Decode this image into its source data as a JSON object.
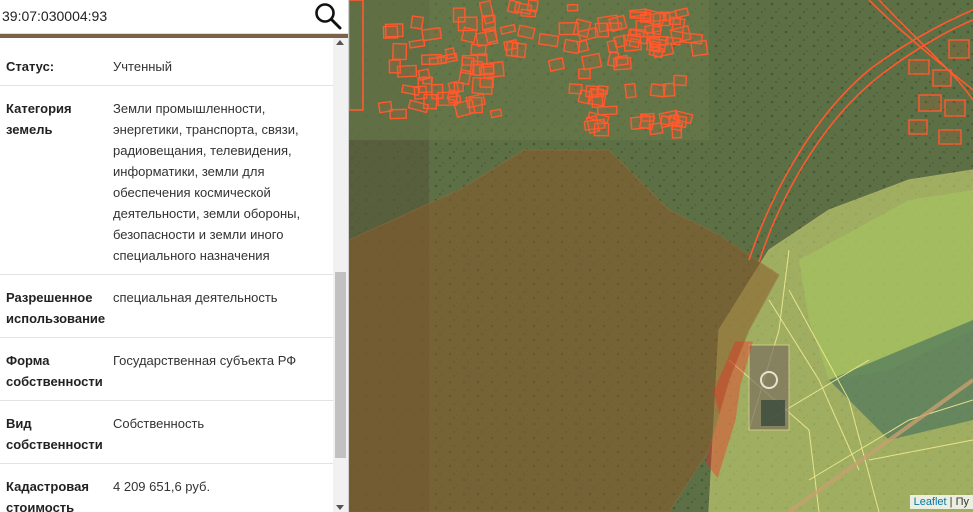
{
  "search": {
    "value": "39:07:030004:93"
  },
  "info_rows": [
    {
      "key": "Статус:",
      "value": "Учтенный"
    },
    {
      "key": "Категория земель",
      "value": "Земли промышленности, энергетики, транспорта, связи, радиовещания, телевидения, информатики, земли для обеспечения космической деятельности, земли обороны, безопасности и земли иного специального назначения"
    },
    {
      "key": "Разрешенное использование",
      "value": "специальная деятельность"
    },
    {
      "key": "Форма собственности",
      "value": "Государственная субъекта РФ"
    },
    {
      "key": "Вид собственности",
      "value": "Собственность"
    },
    {
      "key": "Кадастровая стоимость",
      "value": "4 209 651,6 руб."
    }
  ],
  "map": {
    "attribution_link": "Leaflet",
    "attribution_sep": " | ",
    "attribution_rest": "Пу"
  },
  "colors": {
    "parcel_outline": "#ff5a2e",
    "selected_parcel": "#ff1e1e",
    "large_zone_fill": "#8a5a2a",
    "agricultural_fill": "#d8e27a"
  }
}
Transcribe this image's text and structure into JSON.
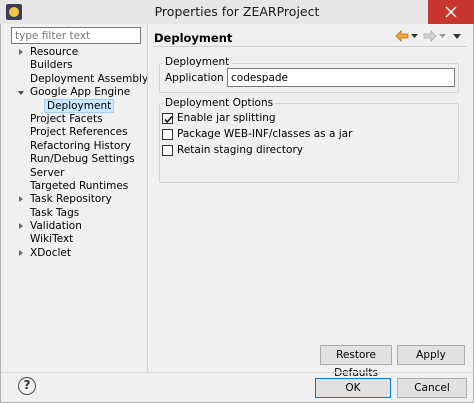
{
  "window": {
    "title": "Properties for ZEARProject",
    "close_glyph": "✕"
  },
  "sidebar": {
    "filter_placeholder": "type filter text",
    "items": [
      {
        "label": "Resource",
        "arrow": "collapsed",
        "level": 1
      },
      {
        "label": "Builders",
        "arrow": "none",
        "level": 1
      },
      {
        "label": "Deployment Assembly",
        "arrow": "none",
        "level": 1
      },
      {
        "label": "Google App Engine",
        "arrow": "expanded",
        "level": 1
      },
      {
        "label": "Deployment",
        "arrow": "none",
        "level": 2,
        "selected": true
      },
      {
        "label": "Project Facets",
        "arrow": "none",
        "level": 1
      },
      {
        "label": "Project References",
        "arrow": "none",
        "level": 1
      },
      {
        "label": "Refactoring History",
        "arrow": "none",
        "level": 1
      },
      {
        "label": "Run/Debug Settings",
        "arrow": "none",
        "level": 1
      },
      {
        "label": "Server",
        "arrow": "none",
        "level": 1
      },
      {
        "label": "Targeted Runtimes",
        "arrow": "none",
        "level": 1
      },
      {
        "label": "Task Repository",
        "arrow": "collapsed",
        "level": 1
      },
      {
        "label": "Task Tags",
        "arrow": "none",
        "level": 1
      },
      {
        "label": "Validation",
        "arrow": "collapsed",
        "level": 1
      },
      {
        "label": "WikiText",
        "arrow": "none",
        "level": 1
      },
      {
        "label": "XDoclet",
        "arrow": "collapsed",
        "level": 1
      }
    ]
  },
  "page": {
    "title": "Deployment",
    "nav_back_icon": "back-arrow-icon",
    "nav_forward_icon": "forward-arrow-icon",
    "deployment_group": {
      "label": "Deployment",
      "app_id_label": "Application ID:",
      "app_id_value": "codespade"
    },
    "options_group": {
      "label": "Deployment Options",
      "options": [
        {
          "label": "Enable jar splitting",
          "checked": true
        },
        {
          "label": "Package WEB-INF/classes as a jar",
          "checked": false
        },
        {
          "label": "Retain staging directory",
          "checked": false
        }
      ]
    },
    "restore_defaults_label": "Restore Defaults",
    "apply_label": "Apply"
  },
  "footer": {
    "help_glyph": "?",
    "ok_label": "OK",
    "cancel_label": "Cancel"
  },
  "colors": {
    "selection_bg": "#cce8ff",
    "close_button": "#c7372f",
    "back_arrow": "#f0a53c"
  }
}
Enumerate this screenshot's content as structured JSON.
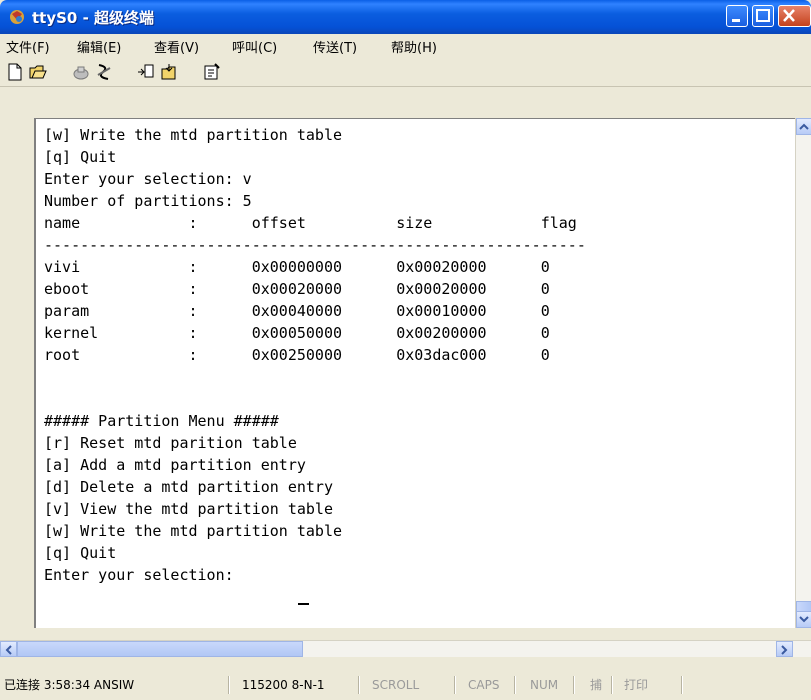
{
  "window": {
    "title": "ttyS0 - 超级终端",
    "colors": {
      "titlebar": "#0551d6",
      "terminal_bg": "#ffffff",
      "text": "#000000"
    }
  },
  "menu": {
    "file": "文件(F)",
    "edit": "编辑(E)",
    "view": "查看(V)",
    "call": "呼叫(C)",
    "transfer": "传送(T)",
    "help": "帮助(H)"
  },
  "toolbar": {
    "icons": [
      "new-icon",
      "open-icon",
      "connect-icon",
      "disconnect-icon",
      "send-icon",
      "receive-icon",
      "properties-icon"
    ]
  },
  "terminal": {
    "lines": [
      "[w] Write the mtd partition table",
      "[q] Quit",
      "Enter your selection: v",
      "Number of partitions: 5",
      "name            :      offset          size            flag",
      "------------------------------------------------------------",
      "vivi            :      0x00000000      0x00020000      0",
      "eboot           :      0x00020000      0x00020000      0",
      "param           :      0x00040000      0x00010000      0",
      "kernel          :      0x00050000      0x00200000      0",
      "root            :      0x00250000      0x03dac000      0",
      "",
      "##### Partition Menu #####",
      "[r] Reset mtd parition table",
      "[a] Add a mtd partition entry",
      "[d] Delete a mtd partition entry",
      "[v] View the mtd partition table",
      "[w] Write the mtd partition table",
      "[q] Quit",
      "Enter your selection: "
    ]
  },
  "status": {
    "connection": "已连接 3:58:34 ANSIW",
    "port": "115200 8-N-1",
    "scroll": "SCROLL",
    "caps": "CAPS",
    "num": "NUM",
    "capture": "捕",
    "print": "打印"
  }
}
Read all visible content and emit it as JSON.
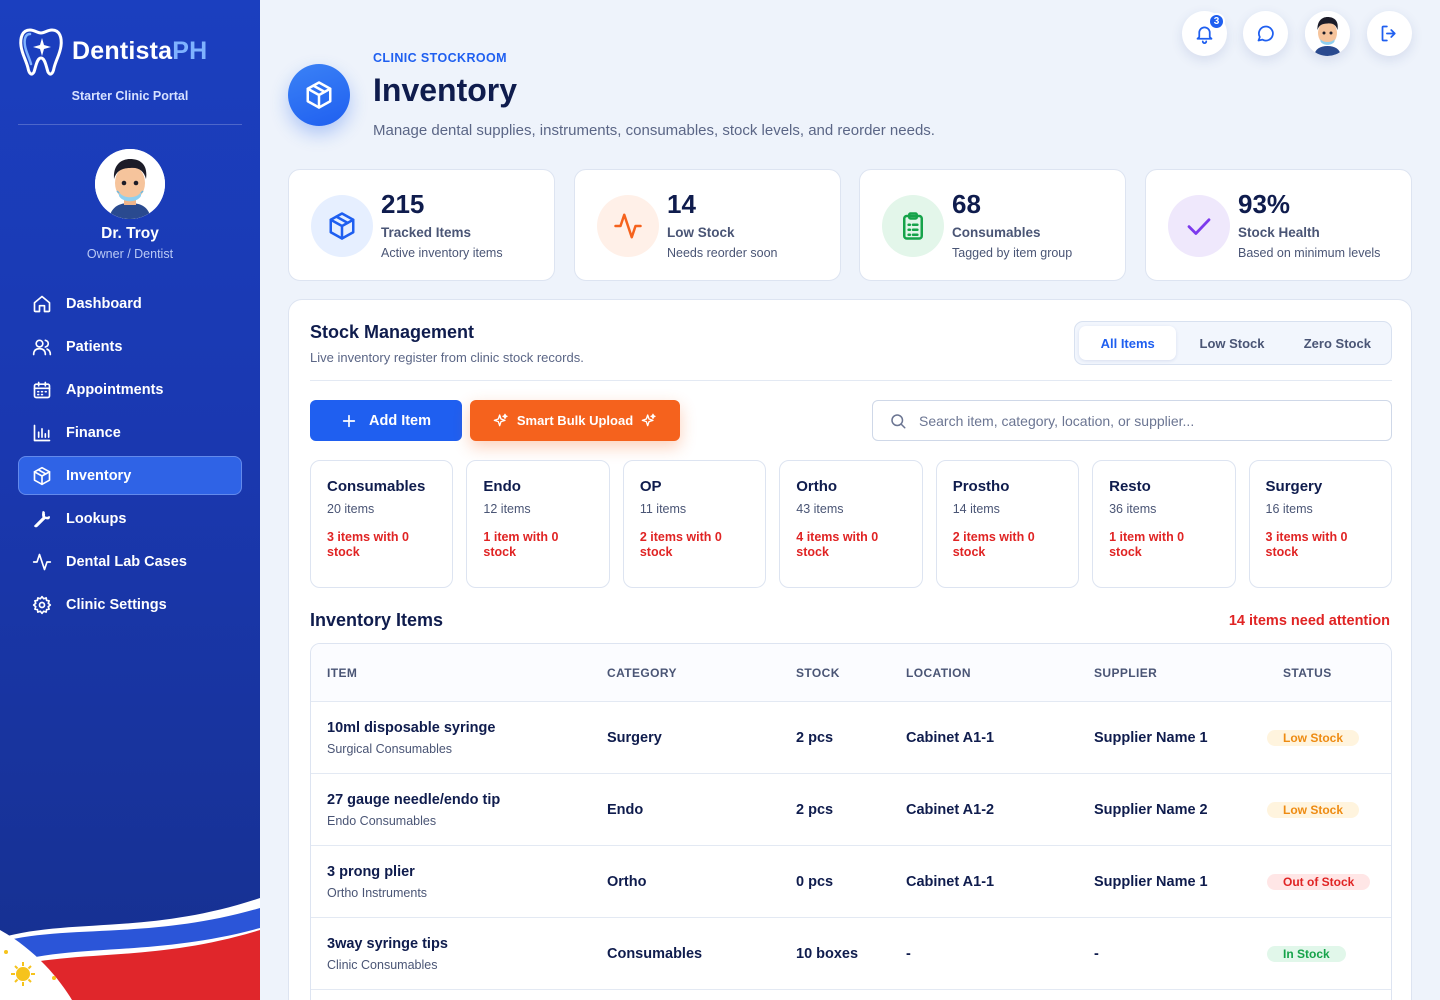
{
  "brand": {
    "name_main": "Dentista",
    "name_accent": "PH",
    "portal_label": "Starter Clinic Portal"
  },
  "user": {
    "name": "Dr. Troy",
    "role": "Owner / Dentist"
  },
  "nav": [
    {
      "label": "Dashboard",
      "icon": "home-icon"
    },
    {
      "label": "Patients",
      "icon": "users-icon"
    },
    {
      "label": "Appointments",
      "icon": "calendar-icon"
    },
    {
      "label": "Finance",
      "icon": "bar-chart-icon"
    },
    {
      "label": "Inventory",
      "icon": "box-icon",
      "active": true
    },
    {
      "label": "Lookups",
      "icon": "wrench-icon"
    },
    {
      "label": "Dental Lab Cases",
      "icon": "activity-icon"
    },
    {
      "label": "Clinic Settings",
      "icon": "gear-icon"
    }
  ],
  "topbar": {
    "notification_count": "3"
  },
  "header": {
    "eyebrow": "CLINIC STOCKROOM",
    "title": "Inventory",
    "subtitle": "Manage dental supplies, instruments, consumables, stock levels, and reorder needs."
  },
  "stats": [
    {
      "value": "215",
      "label": "Tracked Items",
      "desc": "Active inventory items",
      "icon": "box-icon",
      "color": "#1f5ff0"
    },
    {
      "value": "14",
      "label": "Low Stock",
      "desc": "Needs reorder soon",
      "icon": "activity-icon",
      "color": "#f5621d"
    },
    {
      "value": "68",
      "label": "Consumables",
      "desc": "Tagged by item group",
      "icon": "clipboard-icon",
      "color": "#16a34a"
    },
    {
      "value": "93%",
      "label": "Stock Health",
      "desc": "Based on minimum levels",
      "icon": "check-icon",
      "color": "#7c3aed"
    }
  ],
  "panel": {
    "title": "Stock Management",
    "subtitle": "Live inventory register from clinic stock records.",
    "tabs": [
      {
        "label": "All Items",
        "active": true
      },
      {
        "label": "Low Stock"
      },
      {
        "label": "Zero Stock"
      }
    ],
    "add_label": "Add Item",
    "bulk_label": "Smart Bulk Upload",
    "search_placeholder": "Search item, category, location, or supplier..."
  },
  "categories": [
    {
      "name": "Consumables",
      "count": "20 items",
      "zero": "3 items with 0 stock"
    },
    {
      "name": "Endo",
      "count": "12 items",
      "zero": "1 item with 0 stock"
    },
    {
      "name": "OP",
      "count": "11 items",
      "zero": "2 items with 0 stock"
    },
    {
      "name": "Ortho",
      "count": "43 items",
      "zero": "4 items with 0 stock"
    },
    {
      "name": "Prostho",
      "count": "14 items",
      "zero": "2 items with 0 stock"
    },
    {
      "name": "Resto",
      "count": "36 items",
      "zero": "1 item with 0 stock"
    },
    {
      "name": "Surgery",
      "count": "16 items",
      "zero": "3 items with 0 stock"
    }
  ],
  "items": {
    "title": "Inventory Items",
    "attention": "14 items need attention",
    "columns": [
      "ITEM",
      "CATEGORY",
      "STOCK",
      "LOCATION",
      "SUPPLIER",
      "STATUS"
    ],
    "rows": [
      {
        "name": "10ml disposable syringe",
        "group": "Surgical Consumables",
        "category": "Surgery",
        "stock": "2 pcs",
        "location": "Cabinet A1-1",
        "supplier": "Supplier Name 1",
        "status": "Low Stock",
        "status_type": "low"
      },
      {
        "name": "27 gauge needle/endo tip",
        "group": "Endo Consumables",
        "category": "Endo",
        "stock": "2 pcs",
        "location": "Cabinet A1-2",
        "supplier": "Supplier Name 2",
        "status": "Low Stock",
        "status_type": "low"
      },
      {
        "name": "3 prong plier",
        "group": "Ortho Instruments",
        "category": "Ortho",
        "stock": "0 pcs",
        "location": "Cabinet A1-1",
        "supplier": "Supplier Name 1",
        "status": "Out of Stock",
        "status_type": "out"
      },
      {
        "name": "3way syringe tips",
        "group": "Clinic Consumables",
        "category": "Consumables",
        "stock": "10 boxes",
        "location": "-",
        "supplier": "-",
        "status": "In Stock",
        "status_type": "in"
      }
    ]
  }
}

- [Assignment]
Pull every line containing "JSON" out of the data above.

- [Output of the exercise]
Decode this image into its source data as a JSON object.
Transcribe this image's text and structure into JSON.
Enumerate this screenshot's content as structured JSON.
Read all visible content and emit it as JSON.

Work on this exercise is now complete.